Among the Church Fathers who discuss the coverings that God made for Adam and Eve, most are concerned with what type of skin was involved. It does not appear than any of them saw the coverings as a sacrifice per se. Among the suggestions:
- their physical bodies (Origen)
- the bark of trees (Gregory Nazianzen)
- miraculously-fashioned apparel (Grotius)
Ephrem the Syrian (b. 306) comes the closest when he speculates, after suggesting that God miraculously transformed leaves into animal skins:
Or were, perhaps, some animals killed before them, so that they could
nourish themselves with their flesh, cover up their nakedness with
their skins, and in their deaths see the death of their own bodies?
This, however, is not a sacrifice, but merely a slaughter. The best answer may have been given by Theodoret of Cyrus:
It strikes me as futile to pry into the way God came by skins and to
imagine a novel form of clothing. We should be content with the text,
acknowledge that there is no task beyond the Creator of the universe,
and admire the unlimited goodness of God who, taking care for sinners,
did not overlook their need for clothing when they were naked.
Conclusion: a search for an apostolic or post-apostolic age writer who suggested that Gen. 3:21 was sacrifice performed by God has proved futile so far.

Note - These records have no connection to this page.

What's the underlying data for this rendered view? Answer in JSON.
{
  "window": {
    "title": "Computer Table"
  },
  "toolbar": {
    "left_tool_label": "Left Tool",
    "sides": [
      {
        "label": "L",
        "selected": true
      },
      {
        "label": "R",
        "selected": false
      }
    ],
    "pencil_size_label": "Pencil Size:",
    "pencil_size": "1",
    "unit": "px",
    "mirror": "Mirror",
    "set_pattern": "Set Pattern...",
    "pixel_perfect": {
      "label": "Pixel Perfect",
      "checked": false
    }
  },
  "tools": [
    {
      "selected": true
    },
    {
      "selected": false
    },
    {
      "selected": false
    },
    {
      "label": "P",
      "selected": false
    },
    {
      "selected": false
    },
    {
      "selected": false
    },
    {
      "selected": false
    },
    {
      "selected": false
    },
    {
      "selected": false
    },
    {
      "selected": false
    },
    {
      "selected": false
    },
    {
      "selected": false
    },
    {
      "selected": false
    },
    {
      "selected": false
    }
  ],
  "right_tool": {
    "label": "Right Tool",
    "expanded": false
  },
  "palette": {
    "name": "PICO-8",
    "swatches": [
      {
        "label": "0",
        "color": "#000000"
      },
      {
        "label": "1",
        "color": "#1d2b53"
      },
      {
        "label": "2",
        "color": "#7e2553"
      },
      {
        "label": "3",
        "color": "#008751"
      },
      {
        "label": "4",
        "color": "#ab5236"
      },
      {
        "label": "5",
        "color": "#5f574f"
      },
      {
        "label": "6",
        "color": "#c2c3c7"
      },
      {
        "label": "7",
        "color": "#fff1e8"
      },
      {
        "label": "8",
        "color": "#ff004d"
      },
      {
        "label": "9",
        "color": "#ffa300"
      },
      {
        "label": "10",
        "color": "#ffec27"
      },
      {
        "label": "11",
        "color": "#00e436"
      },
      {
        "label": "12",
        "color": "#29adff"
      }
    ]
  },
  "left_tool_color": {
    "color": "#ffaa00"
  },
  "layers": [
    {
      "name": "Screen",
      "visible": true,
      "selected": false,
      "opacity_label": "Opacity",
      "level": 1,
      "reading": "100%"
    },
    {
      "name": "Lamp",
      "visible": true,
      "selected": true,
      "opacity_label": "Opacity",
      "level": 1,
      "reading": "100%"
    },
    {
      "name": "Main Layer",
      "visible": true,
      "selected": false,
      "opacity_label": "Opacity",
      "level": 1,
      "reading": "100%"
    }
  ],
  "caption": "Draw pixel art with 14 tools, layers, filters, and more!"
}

Since several church fathers discuss the skins, we can conclude that they preserved no teaching to the effect that the clothing represented a sacrifice.